*** Block opens ***
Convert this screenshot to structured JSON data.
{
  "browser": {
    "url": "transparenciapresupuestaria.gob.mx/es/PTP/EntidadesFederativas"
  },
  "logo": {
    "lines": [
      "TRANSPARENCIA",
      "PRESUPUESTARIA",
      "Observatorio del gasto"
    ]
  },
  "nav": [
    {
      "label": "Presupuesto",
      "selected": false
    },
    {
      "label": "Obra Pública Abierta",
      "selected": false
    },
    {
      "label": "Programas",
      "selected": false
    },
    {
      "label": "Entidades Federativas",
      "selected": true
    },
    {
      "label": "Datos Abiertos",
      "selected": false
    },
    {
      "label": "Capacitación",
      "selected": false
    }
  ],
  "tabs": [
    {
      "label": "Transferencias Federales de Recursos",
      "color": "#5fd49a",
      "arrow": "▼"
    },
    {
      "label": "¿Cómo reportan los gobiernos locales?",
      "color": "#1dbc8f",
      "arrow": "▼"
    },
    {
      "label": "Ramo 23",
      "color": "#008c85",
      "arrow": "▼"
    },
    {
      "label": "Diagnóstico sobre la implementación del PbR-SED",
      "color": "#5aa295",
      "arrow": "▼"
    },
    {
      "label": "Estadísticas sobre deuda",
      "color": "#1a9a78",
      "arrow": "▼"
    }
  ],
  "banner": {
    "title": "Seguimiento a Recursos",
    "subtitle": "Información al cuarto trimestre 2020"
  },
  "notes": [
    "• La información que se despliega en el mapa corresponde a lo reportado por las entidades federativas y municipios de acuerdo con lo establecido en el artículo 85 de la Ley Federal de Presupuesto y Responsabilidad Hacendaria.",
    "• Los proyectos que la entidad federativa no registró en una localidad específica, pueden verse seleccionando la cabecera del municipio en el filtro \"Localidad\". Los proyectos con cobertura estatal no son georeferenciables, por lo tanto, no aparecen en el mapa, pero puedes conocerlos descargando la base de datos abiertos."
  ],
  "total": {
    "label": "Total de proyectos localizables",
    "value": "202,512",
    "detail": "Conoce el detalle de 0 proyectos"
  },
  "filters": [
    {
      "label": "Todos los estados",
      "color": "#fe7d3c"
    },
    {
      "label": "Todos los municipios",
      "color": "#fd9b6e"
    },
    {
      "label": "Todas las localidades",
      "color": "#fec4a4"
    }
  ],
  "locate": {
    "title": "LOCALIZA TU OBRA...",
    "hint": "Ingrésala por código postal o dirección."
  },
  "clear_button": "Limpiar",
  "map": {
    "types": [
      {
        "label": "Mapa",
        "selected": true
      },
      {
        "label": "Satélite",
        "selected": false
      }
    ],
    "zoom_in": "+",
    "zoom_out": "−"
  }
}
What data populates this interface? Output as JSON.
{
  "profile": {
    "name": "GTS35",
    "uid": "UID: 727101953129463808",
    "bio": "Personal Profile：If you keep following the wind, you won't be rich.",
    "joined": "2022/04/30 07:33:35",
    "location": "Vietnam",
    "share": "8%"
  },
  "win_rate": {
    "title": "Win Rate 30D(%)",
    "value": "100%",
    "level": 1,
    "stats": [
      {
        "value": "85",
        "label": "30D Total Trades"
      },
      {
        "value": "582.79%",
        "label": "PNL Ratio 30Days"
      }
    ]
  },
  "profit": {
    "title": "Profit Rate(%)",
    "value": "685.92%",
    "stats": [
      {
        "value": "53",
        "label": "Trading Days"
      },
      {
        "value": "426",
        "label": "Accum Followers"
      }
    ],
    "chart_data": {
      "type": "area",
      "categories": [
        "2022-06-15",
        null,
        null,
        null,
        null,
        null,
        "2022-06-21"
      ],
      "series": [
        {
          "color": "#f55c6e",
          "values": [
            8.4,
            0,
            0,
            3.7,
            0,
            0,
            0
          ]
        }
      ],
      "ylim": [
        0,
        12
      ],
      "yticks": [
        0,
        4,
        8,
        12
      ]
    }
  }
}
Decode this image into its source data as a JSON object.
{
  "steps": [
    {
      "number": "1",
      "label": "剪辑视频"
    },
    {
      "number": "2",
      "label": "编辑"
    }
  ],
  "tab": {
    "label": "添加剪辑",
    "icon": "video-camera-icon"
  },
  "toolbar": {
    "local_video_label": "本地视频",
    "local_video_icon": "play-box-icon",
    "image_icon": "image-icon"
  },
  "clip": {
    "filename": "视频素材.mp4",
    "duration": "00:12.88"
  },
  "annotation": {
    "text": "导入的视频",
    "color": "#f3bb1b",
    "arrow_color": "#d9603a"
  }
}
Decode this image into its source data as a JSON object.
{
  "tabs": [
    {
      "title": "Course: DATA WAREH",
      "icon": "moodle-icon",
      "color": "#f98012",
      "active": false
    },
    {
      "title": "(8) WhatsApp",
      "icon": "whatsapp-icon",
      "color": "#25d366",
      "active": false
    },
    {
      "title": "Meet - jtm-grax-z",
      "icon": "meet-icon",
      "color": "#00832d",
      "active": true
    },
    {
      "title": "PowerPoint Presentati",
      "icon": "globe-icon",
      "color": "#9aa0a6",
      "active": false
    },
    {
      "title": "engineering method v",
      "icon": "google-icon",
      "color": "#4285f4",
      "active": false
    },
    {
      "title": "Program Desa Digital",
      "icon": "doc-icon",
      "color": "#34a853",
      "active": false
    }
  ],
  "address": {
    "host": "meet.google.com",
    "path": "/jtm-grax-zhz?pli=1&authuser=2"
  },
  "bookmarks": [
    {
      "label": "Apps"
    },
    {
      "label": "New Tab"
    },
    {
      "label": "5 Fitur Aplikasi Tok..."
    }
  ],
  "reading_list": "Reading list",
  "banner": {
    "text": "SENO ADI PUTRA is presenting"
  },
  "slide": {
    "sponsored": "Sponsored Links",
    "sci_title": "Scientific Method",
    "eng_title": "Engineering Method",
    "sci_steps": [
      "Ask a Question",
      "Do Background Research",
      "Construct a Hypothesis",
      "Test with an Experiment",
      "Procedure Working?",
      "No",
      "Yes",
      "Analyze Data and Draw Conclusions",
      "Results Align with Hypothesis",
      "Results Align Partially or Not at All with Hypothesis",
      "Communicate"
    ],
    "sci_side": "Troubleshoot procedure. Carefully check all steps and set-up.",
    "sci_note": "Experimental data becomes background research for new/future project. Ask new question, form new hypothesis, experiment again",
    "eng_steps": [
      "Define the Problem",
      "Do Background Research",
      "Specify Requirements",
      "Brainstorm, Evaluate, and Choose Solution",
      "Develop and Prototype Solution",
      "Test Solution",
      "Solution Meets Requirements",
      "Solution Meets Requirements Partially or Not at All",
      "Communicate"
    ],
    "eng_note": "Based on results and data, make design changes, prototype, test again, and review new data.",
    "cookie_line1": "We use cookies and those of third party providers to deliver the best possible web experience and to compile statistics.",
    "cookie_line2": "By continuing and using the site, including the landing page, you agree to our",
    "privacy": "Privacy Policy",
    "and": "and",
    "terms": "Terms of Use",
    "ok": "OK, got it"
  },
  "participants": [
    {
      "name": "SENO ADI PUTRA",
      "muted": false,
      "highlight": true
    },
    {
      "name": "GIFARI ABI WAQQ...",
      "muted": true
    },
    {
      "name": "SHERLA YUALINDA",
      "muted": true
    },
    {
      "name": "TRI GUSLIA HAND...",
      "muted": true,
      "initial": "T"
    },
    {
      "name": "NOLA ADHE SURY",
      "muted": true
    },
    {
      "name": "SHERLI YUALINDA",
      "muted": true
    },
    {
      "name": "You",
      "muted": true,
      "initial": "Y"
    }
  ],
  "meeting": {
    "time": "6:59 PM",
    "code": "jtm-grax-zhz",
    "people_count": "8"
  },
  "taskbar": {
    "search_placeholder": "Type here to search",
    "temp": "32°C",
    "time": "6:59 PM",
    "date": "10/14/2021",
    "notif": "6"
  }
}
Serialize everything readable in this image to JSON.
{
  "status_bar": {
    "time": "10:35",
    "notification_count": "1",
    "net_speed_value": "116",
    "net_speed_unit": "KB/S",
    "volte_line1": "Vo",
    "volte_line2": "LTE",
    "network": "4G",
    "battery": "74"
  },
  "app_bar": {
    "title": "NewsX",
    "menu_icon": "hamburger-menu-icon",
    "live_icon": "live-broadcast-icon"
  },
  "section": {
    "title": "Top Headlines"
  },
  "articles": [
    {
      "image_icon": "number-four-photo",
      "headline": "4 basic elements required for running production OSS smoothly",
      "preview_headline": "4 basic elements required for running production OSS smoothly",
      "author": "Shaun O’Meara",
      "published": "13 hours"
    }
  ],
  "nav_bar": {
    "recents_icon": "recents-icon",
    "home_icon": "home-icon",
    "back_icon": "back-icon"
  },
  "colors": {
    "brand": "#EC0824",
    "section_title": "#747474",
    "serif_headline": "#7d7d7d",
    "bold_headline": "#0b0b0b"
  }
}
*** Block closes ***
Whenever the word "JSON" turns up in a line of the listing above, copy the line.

▶ [Answer area]:
Convert this screenshot to structured JSON data.
What data populates this interface? Output as JSON.
Decode this image into its source data as a JSON object.
Decode this image into its source data as a JSON object.
Serialize everything readable in this image to JSON.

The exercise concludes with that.